Such is the backdrop for Stephanie Grant’s latest novel, Map of Ireland. In the year her novel is set, Grant was an adolescent growing up in a Boston suburb (but don’t assume the book is autobiographical; it’s not) who was able to draw on an intimate knowledge of those times. Today, she says that pivotal period–the racism and violence that surrounded desegregation–came to shape her own view of Boston. In this new novel, she tackles some of those big questions about racism and politics, feminism and society.
It’s an ambitious setting for a classic coming-of-age story, told from the point of view of Ann Ahern, a plucky high schooler whose freckled face is described as a “map of Ireland.” The cover blurbs describe Ann as “part Huck Finn and part Holden Caulfield.” Well, maybe, although she seems wholly her own character. Ann likes playing with fire, both literally and figuratively–whether setting fire to unsent love letters in her mother’s bathroom, or falling hard for her exotic French teacher who is actually a militant who vanishes into the underground, or coming out as a young lesbian with her lover, who is African American. As Ann grapples with her own internalized racism and her budding sexuality, the book ploughs treacherous emotional waters: “I’d never been in a Black house before. It made me anxious, agitated. I looked around. Full of dread. Everything was different now…In ninth grade, when I got in trouble for tonguing Laura Miskinis in the ear, the headmaster had called me a pervert. I knew then, he had the wrong word. Perverse means twisted. What I’d done was simple, straightforward: a tongue, an ear, a current of feeling. What I was doing now in Mademoiselle Eugenie’s house, was perverse. Sneaking around. A lone White in a Black house. Trespassing.” It’s difficult today to understand how different the world was in 1974, how far we’ve evolved–and in some ways haven’t evolved at all. Yet Grant focuses sharply on social issues of the time, drawing on her own experiences and extensive research, to take us back–undeniably the book’s great strength, but also its weakness, especially when the issue overshadows the character.

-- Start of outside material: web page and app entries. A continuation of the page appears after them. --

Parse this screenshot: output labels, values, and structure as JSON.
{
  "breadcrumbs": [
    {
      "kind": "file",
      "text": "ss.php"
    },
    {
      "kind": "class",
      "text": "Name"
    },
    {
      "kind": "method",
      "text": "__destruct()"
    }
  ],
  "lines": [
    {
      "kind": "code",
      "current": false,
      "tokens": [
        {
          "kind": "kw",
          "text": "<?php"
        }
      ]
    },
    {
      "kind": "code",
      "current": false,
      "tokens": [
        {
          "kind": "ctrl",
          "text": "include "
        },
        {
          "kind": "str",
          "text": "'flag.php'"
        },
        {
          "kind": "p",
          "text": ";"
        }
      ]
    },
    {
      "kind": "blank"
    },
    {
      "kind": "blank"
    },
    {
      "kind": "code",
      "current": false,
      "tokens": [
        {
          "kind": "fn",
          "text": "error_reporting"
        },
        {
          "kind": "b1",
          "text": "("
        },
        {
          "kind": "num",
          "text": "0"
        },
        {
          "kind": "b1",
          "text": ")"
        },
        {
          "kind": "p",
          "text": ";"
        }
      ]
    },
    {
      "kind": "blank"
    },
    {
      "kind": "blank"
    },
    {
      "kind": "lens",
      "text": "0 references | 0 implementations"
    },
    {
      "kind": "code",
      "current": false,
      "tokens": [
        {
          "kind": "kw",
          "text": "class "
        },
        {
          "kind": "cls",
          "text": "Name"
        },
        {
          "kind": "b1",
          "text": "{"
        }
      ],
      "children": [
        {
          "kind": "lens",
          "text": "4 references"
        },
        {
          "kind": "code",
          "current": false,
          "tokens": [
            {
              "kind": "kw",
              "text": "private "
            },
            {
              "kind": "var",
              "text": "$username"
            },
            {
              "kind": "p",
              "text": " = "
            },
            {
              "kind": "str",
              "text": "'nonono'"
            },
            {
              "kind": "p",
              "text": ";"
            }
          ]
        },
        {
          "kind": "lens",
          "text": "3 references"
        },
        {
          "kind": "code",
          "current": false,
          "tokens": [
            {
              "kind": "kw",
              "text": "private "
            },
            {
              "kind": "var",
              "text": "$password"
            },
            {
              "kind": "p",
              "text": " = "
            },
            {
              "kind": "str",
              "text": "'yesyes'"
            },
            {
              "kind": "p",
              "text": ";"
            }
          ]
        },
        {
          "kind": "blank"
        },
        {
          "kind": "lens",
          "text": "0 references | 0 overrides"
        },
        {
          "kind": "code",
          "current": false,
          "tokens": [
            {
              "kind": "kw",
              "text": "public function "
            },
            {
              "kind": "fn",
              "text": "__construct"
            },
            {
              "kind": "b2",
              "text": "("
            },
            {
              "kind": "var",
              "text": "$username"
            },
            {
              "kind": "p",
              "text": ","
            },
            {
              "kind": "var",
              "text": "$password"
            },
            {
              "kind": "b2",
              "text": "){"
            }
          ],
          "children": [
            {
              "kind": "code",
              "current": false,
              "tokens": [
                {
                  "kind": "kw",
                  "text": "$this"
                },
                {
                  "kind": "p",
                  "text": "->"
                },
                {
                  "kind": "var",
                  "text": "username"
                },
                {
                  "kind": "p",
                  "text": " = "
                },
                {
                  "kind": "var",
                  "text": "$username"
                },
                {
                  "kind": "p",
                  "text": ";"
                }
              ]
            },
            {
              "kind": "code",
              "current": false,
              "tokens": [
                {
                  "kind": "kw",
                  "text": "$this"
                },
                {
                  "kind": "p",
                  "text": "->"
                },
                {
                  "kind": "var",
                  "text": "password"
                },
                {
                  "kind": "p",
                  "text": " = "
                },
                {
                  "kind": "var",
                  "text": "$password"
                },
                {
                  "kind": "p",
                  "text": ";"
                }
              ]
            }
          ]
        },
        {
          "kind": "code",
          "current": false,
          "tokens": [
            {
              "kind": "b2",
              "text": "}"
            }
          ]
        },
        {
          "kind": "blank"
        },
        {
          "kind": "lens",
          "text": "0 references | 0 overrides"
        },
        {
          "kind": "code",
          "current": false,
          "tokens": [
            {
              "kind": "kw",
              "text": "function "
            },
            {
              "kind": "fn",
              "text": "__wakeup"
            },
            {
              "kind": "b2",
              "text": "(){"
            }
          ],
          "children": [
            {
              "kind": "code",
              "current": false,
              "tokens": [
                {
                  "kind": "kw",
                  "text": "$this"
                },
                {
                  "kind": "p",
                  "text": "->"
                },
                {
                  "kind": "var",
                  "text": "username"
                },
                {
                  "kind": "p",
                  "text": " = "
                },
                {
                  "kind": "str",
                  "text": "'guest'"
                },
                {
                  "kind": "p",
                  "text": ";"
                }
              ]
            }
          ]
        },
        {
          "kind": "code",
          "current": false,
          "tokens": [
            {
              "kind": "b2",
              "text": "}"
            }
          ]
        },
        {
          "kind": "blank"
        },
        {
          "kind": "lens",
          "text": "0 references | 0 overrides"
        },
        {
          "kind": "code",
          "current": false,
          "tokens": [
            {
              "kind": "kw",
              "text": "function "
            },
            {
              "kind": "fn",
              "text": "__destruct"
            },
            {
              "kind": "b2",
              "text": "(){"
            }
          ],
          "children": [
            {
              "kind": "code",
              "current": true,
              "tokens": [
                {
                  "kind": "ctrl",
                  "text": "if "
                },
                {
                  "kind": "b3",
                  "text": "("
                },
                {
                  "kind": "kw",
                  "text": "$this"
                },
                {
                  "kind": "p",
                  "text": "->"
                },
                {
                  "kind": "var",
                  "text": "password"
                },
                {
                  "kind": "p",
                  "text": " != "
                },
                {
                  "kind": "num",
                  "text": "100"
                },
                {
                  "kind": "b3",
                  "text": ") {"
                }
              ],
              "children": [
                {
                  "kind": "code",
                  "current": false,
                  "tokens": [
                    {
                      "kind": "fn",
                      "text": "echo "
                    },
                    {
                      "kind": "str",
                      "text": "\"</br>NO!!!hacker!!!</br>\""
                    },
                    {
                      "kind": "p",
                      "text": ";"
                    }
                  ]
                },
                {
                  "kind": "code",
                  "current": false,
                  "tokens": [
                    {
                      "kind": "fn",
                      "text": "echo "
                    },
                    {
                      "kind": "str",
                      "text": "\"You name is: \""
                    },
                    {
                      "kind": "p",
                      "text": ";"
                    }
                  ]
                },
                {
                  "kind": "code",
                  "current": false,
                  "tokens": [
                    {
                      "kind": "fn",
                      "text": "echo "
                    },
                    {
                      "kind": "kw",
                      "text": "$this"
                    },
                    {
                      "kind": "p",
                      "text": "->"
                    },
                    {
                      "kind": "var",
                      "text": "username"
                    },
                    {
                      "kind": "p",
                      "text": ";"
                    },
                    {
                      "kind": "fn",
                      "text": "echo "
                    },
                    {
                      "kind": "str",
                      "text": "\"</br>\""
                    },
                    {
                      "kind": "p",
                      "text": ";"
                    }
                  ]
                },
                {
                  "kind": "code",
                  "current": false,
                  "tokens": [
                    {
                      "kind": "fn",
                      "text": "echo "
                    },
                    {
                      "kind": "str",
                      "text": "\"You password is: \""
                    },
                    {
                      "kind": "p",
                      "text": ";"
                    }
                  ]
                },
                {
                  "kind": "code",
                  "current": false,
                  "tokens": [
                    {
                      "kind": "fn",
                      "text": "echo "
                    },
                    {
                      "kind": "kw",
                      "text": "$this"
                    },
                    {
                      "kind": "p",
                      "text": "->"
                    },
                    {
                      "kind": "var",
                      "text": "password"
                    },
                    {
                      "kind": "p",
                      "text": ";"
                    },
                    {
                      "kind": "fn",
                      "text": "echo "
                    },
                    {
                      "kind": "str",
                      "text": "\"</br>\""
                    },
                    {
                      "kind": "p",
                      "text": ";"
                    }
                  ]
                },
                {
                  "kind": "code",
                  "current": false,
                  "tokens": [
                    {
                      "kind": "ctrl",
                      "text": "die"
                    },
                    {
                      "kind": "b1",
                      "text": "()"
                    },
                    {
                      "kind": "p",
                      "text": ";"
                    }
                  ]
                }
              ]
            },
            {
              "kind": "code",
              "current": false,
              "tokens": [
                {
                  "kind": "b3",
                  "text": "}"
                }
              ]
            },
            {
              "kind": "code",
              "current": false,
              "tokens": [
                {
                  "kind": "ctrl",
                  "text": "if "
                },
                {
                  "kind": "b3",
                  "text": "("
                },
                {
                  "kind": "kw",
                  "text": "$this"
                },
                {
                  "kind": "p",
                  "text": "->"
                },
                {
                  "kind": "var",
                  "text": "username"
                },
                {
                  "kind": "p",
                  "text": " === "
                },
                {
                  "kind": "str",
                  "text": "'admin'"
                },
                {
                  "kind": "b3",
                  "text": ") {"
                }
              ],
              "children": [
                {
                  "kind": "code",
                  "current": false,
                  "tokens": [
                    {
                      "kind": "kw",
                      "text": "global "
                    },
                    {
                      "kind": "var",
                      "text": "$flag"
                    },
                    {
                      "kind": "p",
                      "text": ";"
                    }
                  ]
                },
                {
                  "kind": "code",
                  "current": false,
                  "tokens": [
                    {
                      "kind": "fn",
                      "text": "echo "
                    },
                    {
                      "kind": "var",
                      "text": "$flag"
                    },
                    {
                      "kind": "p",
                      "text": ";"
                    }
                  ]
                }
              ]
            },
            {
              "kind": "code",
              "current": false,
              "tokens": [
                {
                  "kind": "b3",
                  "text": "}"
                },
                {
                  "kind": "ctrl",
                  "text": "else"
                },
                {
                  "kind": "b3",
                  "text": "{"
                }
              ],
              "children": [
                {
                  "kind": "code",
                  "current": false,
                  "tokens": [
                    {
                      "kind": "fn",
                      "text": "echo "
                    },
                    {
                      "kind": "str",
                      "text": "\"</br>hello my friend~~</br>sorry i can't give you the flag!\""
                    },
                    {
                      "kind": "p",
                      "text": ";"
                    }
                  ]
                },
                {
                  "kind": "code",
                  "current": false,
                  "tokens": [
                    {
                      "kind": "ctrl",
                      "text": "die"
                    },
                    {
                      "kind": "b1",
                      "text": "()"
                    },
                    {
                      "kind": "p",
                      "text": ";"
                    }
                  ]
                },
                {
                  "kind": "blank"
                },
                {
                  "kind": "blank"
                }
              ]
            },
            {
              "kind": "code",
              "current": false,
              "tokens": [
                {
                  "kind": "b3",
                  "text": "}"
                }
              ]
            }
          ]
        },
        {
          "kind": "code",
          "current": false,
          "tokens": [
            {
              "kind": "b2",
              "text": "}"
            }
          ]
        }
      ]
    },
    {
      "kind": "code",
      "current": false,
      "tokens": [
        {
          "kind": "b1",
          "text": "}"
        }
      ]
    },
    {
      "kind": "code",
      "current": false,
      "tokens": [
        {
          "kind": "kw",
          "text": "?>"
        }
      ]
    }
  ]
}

The writing is clear, sharp and beautifully detailed, but Grant’s true gift is her uncanny ability to climb inside the skin of a character: “…I remembered that in basketball, you could play injured–you could run up and down the court on a twisted knee or ankle–if you told yourself it didn’t hurt. If you held the idea of yourself, uninjured, carefully in your head. So I did that.” Ann, a badly injured baby dyke, catapults from one bad choice to the next, half driven by hormones and half by plain bad judgment and circumstances. She is an endearing character, nonetheless, and fearless in a way many young women simply were not in 1974. It would be interesting to find out where she is now.
Map of Ireland
Scribner / $22
Hardcover, 193 pp